Everyone who attended Amy Cuddy’s sold out workshops around the country took something different away from her incredible 90-minute talk. What resonated with me was her enlightening research into gender bias and at what age young girls perceive themselves to be less powerful than boys.
That age is in between four and six years old.
Gobsmacking isn’t it?
“At age 5, kids learn gender stereotypes, they don’t start acting on them yet, but they start to know them,” Amy Cuddy said.
“There is a difference in how adults carry themselves. Women and men carry themselves in a different way when it comes to expansiveness. Women are less expansive than men, but little kids are not.”
“Little girls are running around with their hands in the air, and doing cartwheels, and they’re not afraid to take up space, and to yell and to talk.”
But they get to middle school around 11 years-old and all of a sudden your little girl who was running around with her arms in the air is now a shrinking violet. Boys are not.”
Cuddy and her research team set about finding out if girls were learning this from their environment or if it was innate.
They had four-year, and six-year-olds look at an iPad that had sixteen photos of a pair of dolls. One doll was in an expansive, powerful pose, and one was in a contracted, closed pose.
The research team then asked the children to ‘point to the boy and point to the girl.’ No child said they didn’t understand the question. They flew through this exercise.
“By age 4, 75% of kids showed a male expansive bias, by age 6 it was 85% but more alarming is this number; by age 4 it’s only 13%, who have a perfect score meaning that consistently through the whole survey they think the expansive one is a boy.
“By age 6, that’s nearly half of them. This tells us from a developmental perspective that they are learning this. They’re not born knowing this; we’re exposing them to images and messages that tell them this.”
In Amy’s work, she’s often asked, ‘How do I get women to speak up in the boardroom?’ Her response: “What I say is, ‘Don’t ever tell them to stop.’”
“Don’t tell your daughters to sit like a lady. Do not send them signals that they’re not supposed to speak as much or that they might be seen negatively if they step up and share an idea.”
“Let’s teach our daughters to take up space, and express their ideas by showing their strength, unapologetically. Let’s not stop them from doing that. Let’s teach our kids more broadly because it’s not as if boys don’t struggle with this as well, but we need to teach them to sit up straight, not to respect others but to respect themselves.”
Amy then showed an image (above) of a young girl in a red superhero mask and cape power posing in front of the iconic ‘Fearless Girl’ staring down the bronze bull on Wall St. It is images like these that Amy wants our daughters (and sons) to see.
“I don’t want our daughters to see more princesses with Penguin arms pinned to their sides and a skinny little waist, but let’s more show them you can be strong and poised and beautiful all at the same time.”
She also showed a striking image of ballet dancer Misty Copeland, who made history as the first African American Female Principal Dancer with the prestigious American Ballet Theatre.
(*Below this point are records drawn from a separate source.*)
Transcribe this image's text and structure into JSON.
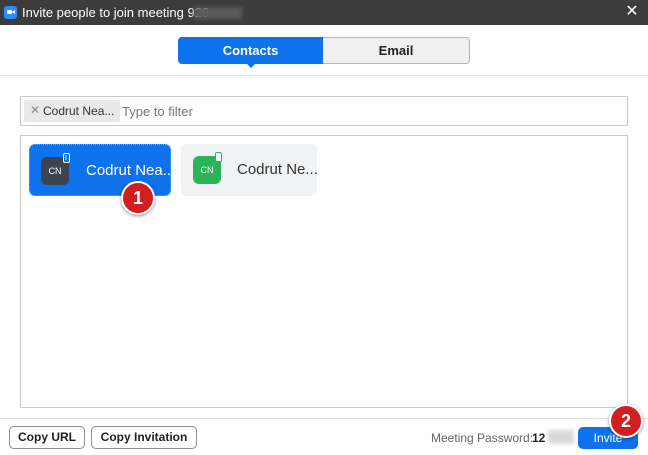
{
  "window": {
    "title": "Invite people to join meeting 928",
    "close_glyph": "✕",
    "app_icon": "zoom-camera-icon"
  },
  "tabs": [
    {
      "label": "Contacts",
      "selected": true
    },
    {
      "label": "Email",
      "selected": false
    }
  ],
  "filter": {
    "chip_label": "Codrut Nea...",
    "chip_remove_glyph": "✕",
    "placeholder": "Type to filter"
  },
  "contacts": [
    {
      "initials": "CN",
      "name": "Codrut Nea...",
      "selected": true,
      "avatar_color": "#3b4450"
    },
    {
      "initials": "CN",
      "name": "Codrut Ne...",
      "selected": false,
      "avatar_color": "#2bb35a"
    }
  ],
  "markers": [
    "1",
    "2"
  ],
  "footer": {
    "copy_url_label": "Copy URL",
    "copy_invitation_label": "Copy Invitation",
    "password_label": "Meeting Password:",
    "password_value": "12",
    "invite_label": "Invite"
  },
  "colors": {
    "accent": "#0e72ed",
    "titlebar": "#3c3c3c",
    "marker": "#d11f1f"
  }
}
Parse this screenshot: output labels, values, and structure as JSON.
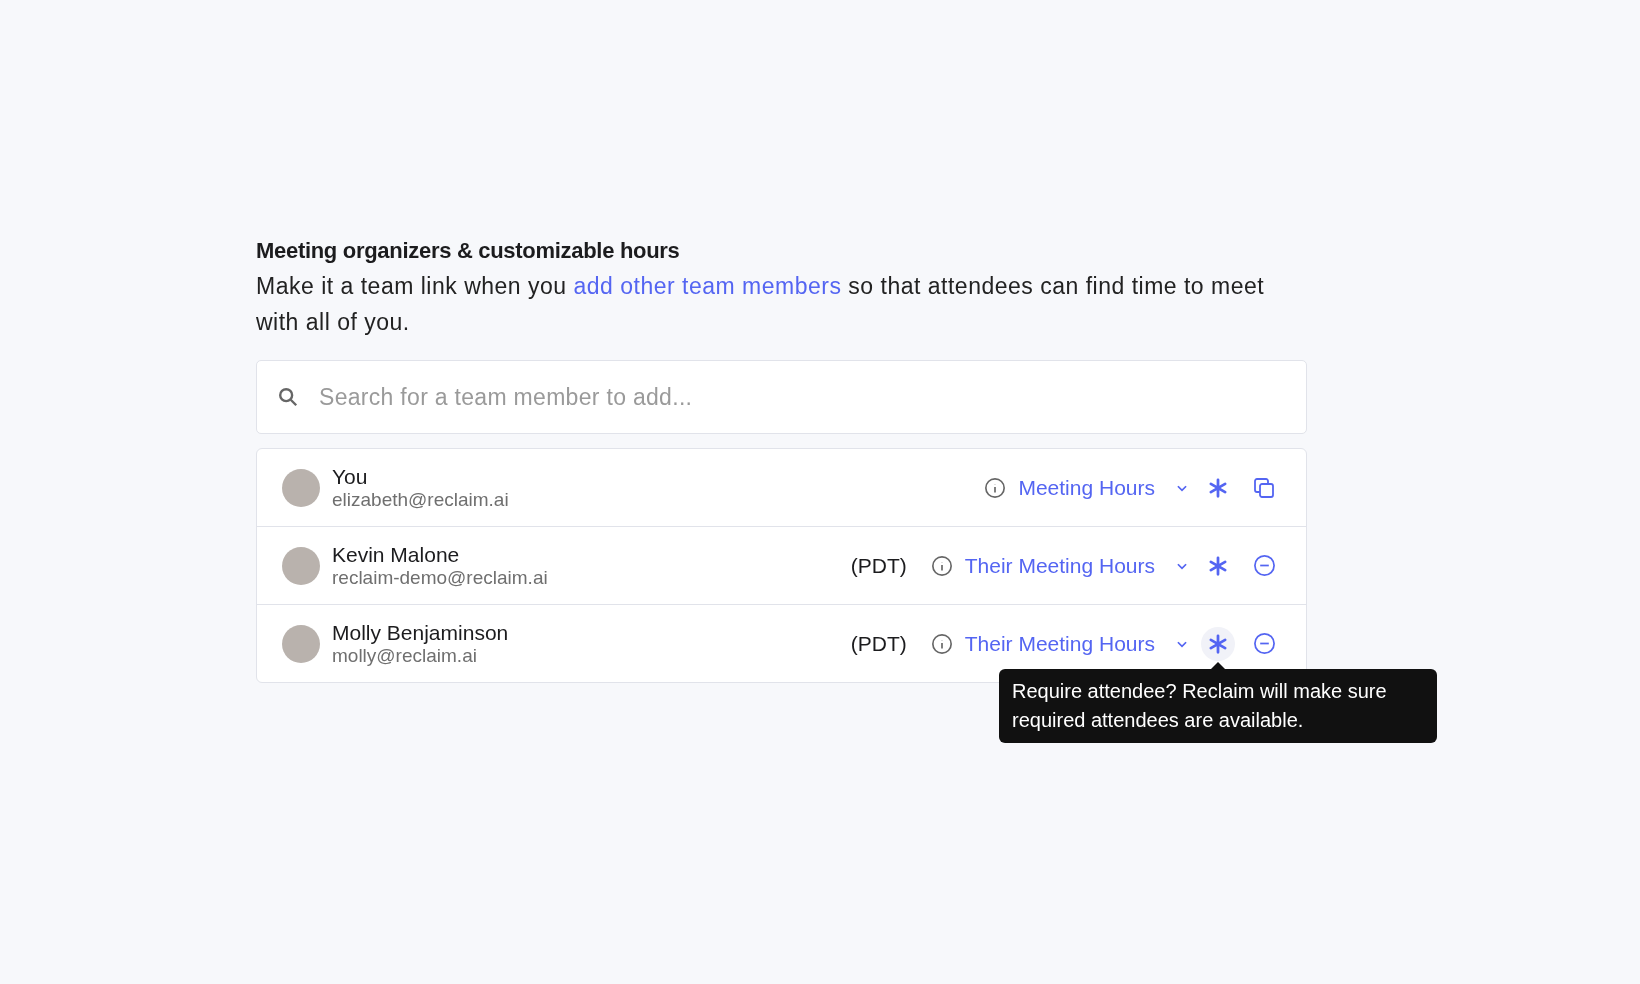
{
  "section": {
    "title": "Meeting organizers & customizable hours",
    "description_before": "Make it a team link when you ",
    "description_link": "add other team members",
    "description_after": " so that attendees can find time to meet with all of you."
  },
  "search": {
    "placeholder": "Search for a team member to add..."
  },
  "members": [
    {
      "name": "You",
      "email": "elizabeth@reclaim.ai",
      "hours": "Meeting Hours",
      "kind": "copy",
      "required_hovered": false
    },
    {
      "name": "Kevin Malone",
      "email": "reclaim-demo@reclaim.ai",
      "timezone": "(PDT)",
      "hours": "Their Meeting Hours",
      "kind": "remove",
      "required_hovered": false
    },
    {
      "name": "Molly Benjaminson",
      "email": "molly@reclaim.ai",
      "timezone": "(PDT)",
      "hours": "Their Meeting Hours",
      "kind": "remove",
      "required_hovered": true,
      "tooltip": "Require attendee? Reclaim will make sure required attendees are available."
    }
  ]
}
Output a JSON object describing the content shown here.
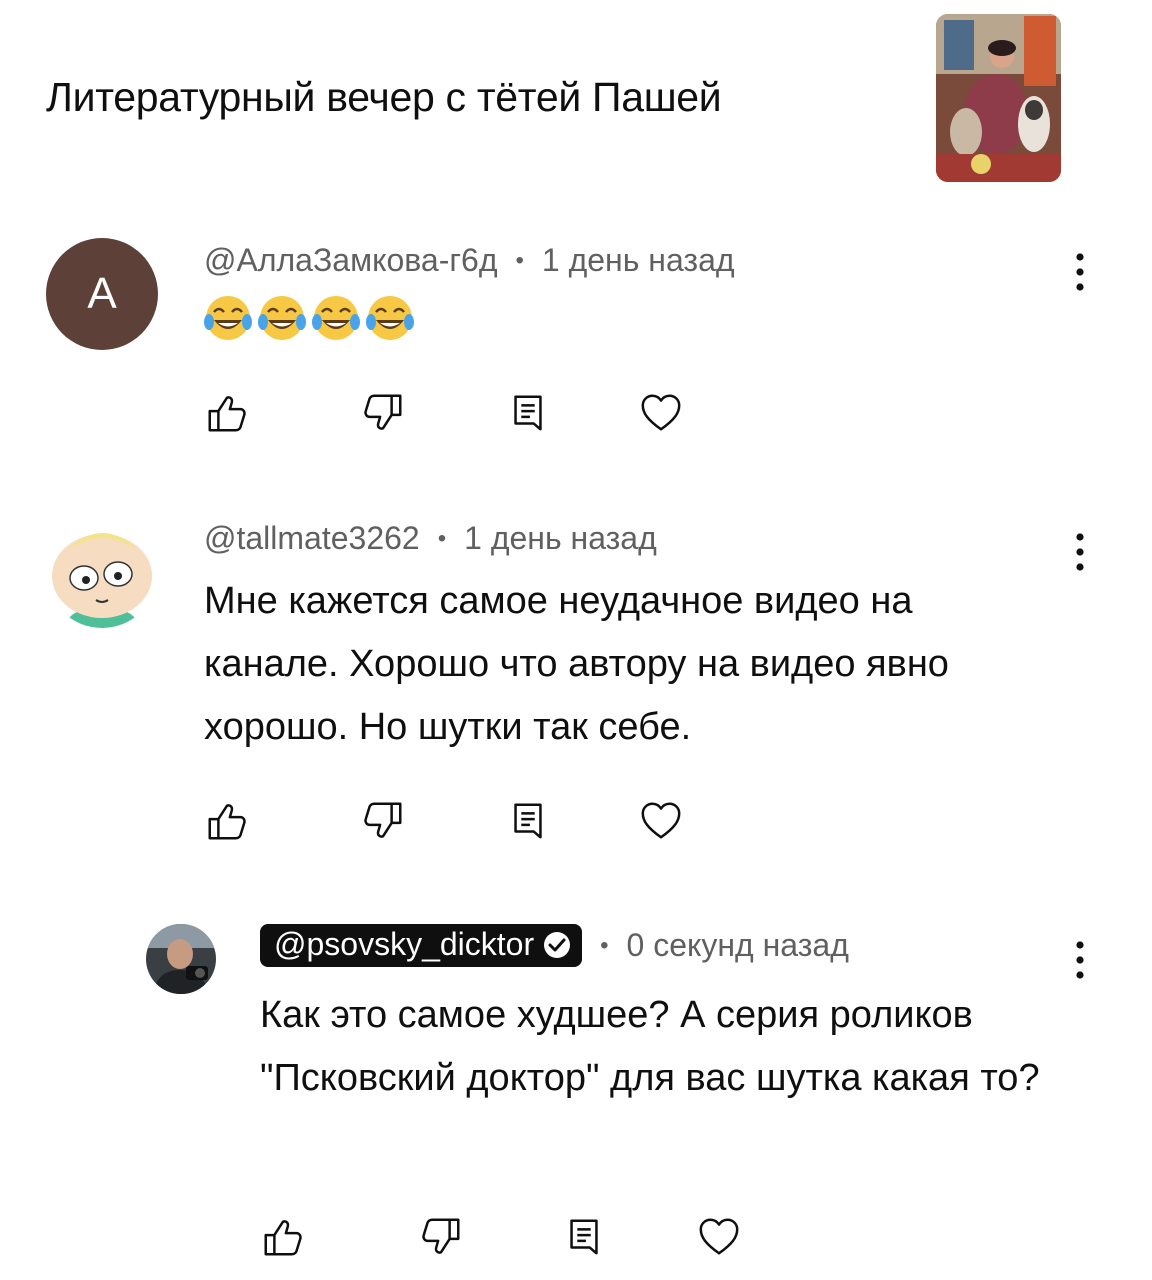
{
  "video": {
    "title": "Литературный вечер с тётей Пашей",
    "thumbnail_icon": "video-thumbnail"
  },
  "comments": [
    {
      "avatar_letter": "A",
      "avatar_color": "#5d4037",
      "author": "@АллаЗамкова-г6д",
      "separator": "•",
      "time": "1 день назад",
      "emoji": [
        "😂",
        "😂",
        "😂",
        "😂"
      ],
      "text": ""
    },
    {
      "avatar_icon": "cartoon-avatar",
      "author": "@tallmate3262",
      "separator": "•",
      "time": "1 день назад",
      "text": "Мне кажется самое неудачное видео на канале. Хорошо что автору на видео явно хорошо. Но шутки так себе."
    },
    {
      "avatar_icon": "photo-avatar",
      "author": "@psovsky_dicktor",
      "verified": true,
      "separator": "•",
      "time": "0 секунд назад",
      "text": "Как это самое худшее? А серия роликов \"Псковский доктор\" для вас шутка какая то?"
    }
  ],
  "actions": {
    "like_icon": "thumbs-up-icon",
    "dislike_icon": "thumbs-down-icon",
    "reply_icon": "reply-icon",
    "heart_icon": "heart-icon",
    "more_icon": "more-vert-icon"
  },
  "colors": {
    "text": "#0f0f0f",
    "meta": "#606060",
    "badge_bg": "#0f0f0f"
  }
}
“Misty Copeland fought and overcame so many challenges to become Principal, but she kept going because she wanted to show young girls that you do not have to be a toothpick to be beautiful.”
“You can unapologetically carry yourself with grace and power and beauty all at the same time. And that’s what I want our daughters to be seeing.”
“Let’s teach our daughters to expand. To take up space. To express their ideas. To show their strength.”
My daughter is a month away from her sixth birthday. We’re a feminist household, but it’s been a wake-up call to make it a priority that she sees what she can be at this pivotal time in her childhood.